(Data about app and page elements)
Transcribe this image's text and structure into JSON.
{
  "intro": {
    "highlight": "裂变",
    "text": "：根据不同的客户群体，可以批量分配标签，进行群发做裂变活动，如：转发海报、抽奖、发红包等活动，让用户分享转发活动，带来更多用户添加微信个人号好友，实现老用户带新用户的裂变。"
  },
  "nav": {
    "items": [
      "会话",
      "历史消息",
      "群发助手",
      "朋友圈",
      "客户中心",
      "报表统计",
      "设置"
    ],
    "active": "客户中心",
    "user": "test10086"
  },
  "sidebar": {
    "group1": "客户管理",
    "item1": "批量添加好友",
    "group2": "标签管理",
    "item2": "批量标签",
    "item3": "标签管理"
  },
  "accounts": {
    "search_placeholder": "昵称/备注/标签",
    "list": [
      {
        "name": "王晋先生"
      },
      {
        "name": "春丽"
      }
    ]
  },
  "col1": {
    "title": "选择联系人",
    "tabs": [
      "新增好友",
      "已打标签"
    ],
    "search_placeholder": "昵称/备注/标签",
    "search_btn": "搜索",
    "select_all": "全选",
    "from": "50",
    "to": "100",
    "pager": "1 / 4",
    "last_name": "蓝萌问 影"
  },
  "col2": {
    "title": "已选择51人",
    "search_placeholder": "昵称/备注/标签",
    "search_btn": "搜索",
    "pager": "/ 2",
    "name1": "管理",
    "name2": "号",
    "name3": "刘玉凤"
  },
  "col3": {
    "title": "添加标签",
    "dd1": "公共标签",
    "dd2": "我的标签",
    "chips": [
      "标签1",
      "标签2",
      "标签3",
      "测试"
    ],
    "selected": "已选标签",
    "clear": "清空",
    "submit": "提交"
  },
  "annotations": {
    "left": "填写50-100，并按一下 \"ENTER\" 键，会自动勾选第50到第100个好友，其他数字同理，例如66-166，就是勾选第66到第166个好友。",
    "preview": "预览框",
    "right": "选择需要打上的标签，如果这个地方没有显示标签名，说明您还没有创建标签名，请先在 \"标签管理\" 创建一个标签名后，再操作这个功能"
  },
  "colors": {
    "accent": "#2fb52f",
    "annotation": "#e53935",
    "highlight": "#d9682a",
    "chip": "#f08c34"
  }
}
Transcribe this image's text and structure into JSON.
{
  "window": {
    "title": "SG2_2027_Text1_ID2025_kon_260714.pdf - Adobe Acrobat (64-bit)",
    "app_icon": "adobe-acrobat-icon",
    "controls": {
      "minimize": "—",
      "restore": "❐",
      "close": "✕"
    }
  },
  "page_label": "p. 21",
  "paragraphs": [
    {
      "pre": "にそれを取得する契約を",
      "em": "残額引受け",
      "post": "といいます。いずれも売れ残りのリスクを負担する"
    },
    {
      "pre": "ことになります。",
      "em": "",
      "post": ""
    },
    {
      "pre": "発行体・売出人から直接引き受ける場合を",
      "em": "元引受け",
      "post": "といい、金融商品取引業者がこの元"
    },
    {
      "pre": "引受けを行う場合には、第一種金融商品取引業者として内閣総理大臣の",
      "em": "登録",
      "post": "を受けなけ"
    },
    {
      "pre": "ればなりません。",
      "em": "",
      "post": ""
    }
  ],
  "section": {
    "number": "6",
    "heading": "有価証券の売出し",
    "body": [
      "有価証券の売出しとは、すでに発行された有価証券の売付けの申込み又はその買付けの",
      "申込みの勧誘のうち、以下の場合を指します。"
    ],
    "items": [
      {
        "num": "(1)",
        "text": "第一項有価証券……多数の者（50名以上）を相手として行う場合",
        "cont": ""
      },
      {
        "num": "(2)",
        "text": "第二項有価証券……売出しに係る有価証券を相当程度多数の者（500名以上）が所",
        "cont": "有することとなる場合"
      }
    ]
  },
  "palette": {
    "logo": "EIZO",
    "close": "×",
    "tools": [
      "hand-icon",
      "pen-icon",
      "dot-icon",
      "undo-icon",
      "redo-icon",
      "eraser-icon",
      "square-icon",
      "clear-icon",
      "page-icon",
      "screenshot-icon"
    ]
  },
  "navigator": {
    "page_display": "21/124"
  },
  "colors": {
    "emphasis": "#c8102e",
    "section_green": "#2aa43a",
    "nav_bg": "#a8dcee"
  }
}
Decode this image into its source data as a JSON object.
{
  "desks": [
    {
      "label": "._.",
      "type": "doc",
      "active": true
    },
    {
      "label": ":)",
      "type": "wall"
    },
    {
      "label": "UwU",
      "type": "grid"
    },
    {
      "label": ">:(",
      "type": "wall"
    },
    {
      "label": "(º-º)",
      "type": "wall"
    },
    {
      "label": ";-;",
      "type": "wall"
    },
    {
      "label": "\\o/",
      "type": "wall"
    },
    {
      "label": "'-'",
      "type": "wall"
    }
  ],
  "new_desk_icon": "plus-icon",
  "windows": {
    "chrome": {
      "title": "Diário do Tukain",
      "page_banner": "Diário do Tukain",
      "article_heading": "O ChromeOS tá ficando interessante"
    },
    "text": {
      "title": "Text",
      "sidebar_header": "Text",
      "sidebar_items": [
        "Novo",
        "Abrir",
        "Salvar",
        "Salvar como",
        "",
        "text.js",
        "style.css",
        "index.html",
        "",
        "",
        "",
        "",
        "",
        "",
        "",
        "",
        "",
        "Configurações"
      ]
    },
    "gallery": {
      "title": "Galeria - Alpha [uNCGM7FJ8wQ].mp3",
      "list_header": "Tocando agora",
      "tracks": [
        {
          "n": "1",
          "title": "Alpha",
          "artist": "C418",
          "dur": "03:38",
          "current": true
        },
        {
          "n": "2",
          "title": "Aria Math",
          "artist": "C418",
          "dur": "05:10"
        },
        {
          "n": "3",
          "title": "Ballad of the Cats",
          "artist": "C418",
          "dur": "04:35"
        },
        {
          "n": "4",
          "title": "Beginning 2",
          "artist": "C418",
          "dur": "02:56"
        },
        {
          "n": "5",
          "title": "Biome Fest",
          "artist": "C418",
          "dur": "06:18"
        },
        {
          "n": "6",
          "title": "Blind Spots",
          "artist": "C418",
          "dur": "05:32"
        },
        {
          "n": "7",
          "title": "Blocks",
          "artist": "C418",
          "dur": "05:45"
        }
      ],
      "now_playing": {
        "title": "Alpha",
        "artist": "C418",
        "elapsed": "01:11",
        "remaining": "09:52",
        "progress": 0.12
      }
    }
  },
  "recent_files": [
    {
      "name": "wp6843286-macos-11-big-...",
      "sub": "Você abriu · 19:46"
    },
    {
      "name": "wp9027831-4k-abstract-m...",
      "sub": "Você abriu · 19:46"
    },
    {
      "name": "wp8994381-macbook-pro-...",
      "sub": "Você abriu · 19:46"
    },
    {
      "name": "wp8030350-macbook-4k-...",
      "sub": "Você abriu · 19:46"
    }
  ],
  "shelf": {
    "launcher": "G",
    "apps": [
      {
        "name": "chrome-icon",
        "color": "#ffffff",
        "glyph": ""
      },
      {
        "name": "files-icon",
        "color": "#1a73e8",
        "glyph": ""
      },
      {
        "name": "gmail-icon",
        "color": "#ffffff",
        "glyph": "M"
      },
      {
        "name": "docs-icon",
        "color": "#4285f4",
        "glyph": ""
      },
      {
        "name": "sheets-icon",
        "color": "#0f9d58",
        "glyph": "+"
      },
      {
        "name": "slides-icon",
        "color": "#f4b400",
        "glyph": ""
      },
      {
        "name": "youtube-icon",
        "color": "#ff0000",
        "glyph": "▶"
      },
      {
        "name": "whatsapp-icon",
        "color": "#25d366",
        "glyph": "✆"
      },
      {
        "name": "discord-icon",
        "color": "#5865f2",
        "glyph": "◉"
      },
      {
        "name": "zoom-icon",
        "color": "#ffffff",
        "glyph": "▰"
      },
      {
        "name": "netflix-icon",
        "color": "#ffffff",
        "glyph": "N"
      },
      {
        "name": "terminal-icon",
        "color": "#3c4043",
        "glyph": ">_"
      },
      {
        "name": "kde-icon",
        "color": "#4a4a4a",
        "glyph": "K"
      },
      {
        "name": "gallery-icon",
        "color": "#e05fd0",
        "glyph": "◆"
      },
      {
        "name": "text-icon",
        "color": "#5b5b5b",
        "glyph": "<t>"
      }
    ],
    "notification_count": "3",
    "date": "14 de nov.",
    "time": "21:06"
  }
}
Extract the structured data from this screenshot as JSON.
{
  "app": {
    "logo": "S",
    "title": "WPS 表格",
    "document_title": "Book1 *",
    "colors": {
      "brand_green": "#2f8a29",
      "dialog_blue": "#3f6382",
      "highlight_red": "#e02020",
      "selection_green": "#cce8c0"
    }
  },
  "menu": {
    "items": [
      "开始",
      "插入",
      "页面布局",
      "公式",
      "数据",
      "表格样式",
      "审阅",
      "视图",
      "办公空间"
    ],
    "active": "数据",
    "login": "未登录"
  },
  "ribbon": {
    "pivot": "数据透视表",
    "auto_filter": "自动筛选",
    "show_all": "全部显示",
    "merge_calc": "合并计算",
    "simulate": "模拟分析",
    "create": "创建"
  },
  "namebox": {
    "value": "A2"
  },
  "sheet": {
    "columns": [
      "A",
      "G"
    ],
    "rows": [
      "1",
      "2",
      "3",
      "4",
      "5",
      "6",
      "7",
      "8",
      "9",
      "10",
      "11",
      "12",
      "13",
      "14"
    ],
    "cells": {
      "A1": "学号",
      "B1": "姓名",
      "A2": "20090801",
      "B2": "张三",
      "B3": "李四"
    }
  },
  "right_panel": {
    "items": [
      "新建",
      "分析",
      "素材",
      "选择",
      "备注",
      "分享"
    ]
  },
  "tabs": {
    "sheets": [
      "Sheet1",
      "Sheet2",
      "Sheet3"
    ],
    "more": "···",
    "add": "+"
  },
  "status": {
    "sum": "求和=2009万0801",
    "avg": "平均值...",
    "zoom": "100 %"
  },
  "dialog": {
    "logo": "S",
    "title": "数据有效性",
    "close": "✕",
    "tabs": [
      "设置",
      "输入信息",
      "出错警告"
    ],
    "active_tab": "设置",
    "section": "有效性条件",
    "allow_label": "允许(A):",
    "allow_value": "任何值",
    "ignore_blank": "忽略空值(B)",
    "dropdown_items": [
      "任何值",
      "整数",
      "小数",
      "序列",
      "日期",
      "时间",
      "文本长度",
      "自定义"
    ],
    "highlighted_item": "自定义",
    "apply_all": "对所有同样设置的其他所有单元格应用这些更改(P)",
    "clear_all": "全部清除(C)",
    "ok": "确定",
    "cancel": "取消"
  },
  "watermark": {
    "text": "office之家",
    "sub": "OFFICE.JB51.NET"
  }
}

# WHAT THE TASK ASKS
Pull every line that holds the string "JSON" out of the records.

# OUTPUT
Transcribe this image's text and structure into JSON.
Transcribe this image's text and structure into JSON.
Decode this image into its source data as a JSON object.
Extract the structured data from this screenshot as JSON.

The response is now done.